Naschy's multiple roles allow for a pretty broad display of his talents here. He's better in the "straight" role in this film, though his character has a touch of the tragedy of Waldemar Daninsky, which is familiar territory for the actor. The betrayal in the character's past, and the way he's controlled by his brother make him more complex than one would expect. Naschy's portrayal of the villain, however, is again the highlight. Kantaka is equal parts Murder Legendre, Eric the Phantom, and Doctor Phibes, and Naschy sells it. He manages the interesting trick of blowing himself off the screen. There's nothing to be said about Naschy's appearance as Satan, here, given that it's mostly the make-up and costume that does the job here. He leers nicely, but there's no dialogue in that sequence and he's not called upon to emote, really. He's a presence, not a performance. The rest? Well, Naschy and his director, León Klimovsky, are savvy to the way movies are built around stars, and they are careful to diminish any chance that the co-stars will upstage Naschy. Nobody goes to a Naschy movie to see Victor Alcázar.

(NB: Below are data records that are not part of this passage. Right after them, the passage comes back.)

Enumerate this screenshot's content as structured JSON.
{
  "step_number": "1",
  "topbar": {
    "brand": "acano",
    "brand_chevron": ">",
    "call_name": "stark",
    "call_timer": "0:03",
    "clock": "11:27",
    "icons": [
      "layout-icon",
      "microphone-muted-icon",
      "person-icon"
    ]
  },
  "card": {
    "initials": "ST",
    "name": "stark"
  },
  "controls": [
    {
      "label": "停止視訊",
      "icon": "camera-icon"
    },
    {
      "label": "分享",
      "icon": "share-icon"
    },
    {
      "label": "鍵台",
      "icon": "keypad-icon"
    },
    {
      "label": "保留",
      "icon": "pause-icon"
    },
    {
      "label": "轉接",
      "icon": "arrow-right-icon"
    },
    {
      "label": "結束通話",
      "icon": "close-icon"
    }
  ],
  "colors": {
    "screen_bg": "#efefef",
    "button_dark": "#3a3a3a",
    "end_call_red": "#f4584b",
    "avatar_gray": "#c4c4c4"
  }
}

Naschy and Klimovsky don't skimp on the horror movie mayhem. They're fairly modern in how they orchestrate the movie's horror beats, placing them at roughly ten minute intervals (at the reel changes). Some of these beats are sex. Some of them are gore. It's about an equal mix, though it seems almost programmatic in retrospect.
For the most part, this is a lesser Naschy. While the elements that make his movies fun are certainly present here, the filmmakers have an annoying tendency to linger on the shots of London. It's as if, having paid to shoot there, they were determined to get the most out of the locations. There's a shot, for instance, of the sign for New Scotland Yard that Klimovsky holds far longer than its function as an establishing shot really merits. There are a lot of these kinds of shots, actually, and one whole sequence that seems completely contrived to show Naschy walking around the streets of the city. This has a soporific time dilation effect and kills some of the mood. While there are certainly pleasures to be found here, on balance, the negatives probably outweigh them.
...and the cops stand around at the end looking dopey. In how many horror films does this scene recur? I wonder.